*Problem to work on*:
In the records below, tally each line that contains the word "this" and give the total only.

*Provided records*:
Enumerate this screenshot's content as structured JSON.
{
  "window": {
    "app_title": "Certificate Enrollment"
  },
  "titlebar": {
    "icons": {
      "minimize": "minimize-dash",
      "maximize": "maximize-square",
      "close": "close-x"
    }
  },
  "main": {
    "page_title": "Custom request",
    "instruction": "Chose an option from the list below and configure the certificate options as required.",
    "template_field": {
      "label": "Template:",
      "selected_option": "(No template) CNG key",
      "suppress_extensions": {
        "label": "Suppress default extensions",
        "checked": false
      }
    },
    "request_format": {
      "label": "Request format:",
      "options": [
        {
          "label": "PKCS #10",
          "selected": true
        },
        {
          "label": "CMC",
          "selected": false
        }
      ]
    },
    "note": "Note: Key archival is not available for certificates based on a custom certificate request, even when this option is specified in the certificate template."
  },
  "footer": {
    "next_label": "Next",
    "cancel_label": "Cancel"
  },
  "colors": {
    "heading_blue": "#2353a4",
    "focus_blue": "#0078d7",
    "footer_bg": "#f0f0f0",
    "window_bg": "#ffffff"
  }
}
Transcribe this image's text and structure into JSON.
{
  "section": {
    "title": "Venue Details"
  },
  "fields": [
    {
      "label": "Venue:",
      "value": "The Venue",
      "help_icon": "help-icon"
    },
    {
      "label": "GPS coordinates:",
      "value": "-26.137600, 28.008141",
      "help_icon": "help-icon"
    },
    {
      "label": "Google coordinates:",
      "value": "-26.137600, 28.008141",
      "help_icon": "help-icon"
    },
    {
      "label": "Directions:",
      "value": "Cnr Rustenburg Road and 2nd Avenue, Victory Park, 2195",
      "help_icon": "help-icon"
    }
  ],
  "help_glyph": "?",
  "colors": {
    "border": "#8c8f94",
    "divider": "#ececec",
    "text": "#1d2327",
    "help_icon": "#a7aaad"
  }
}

*Your solution*:
3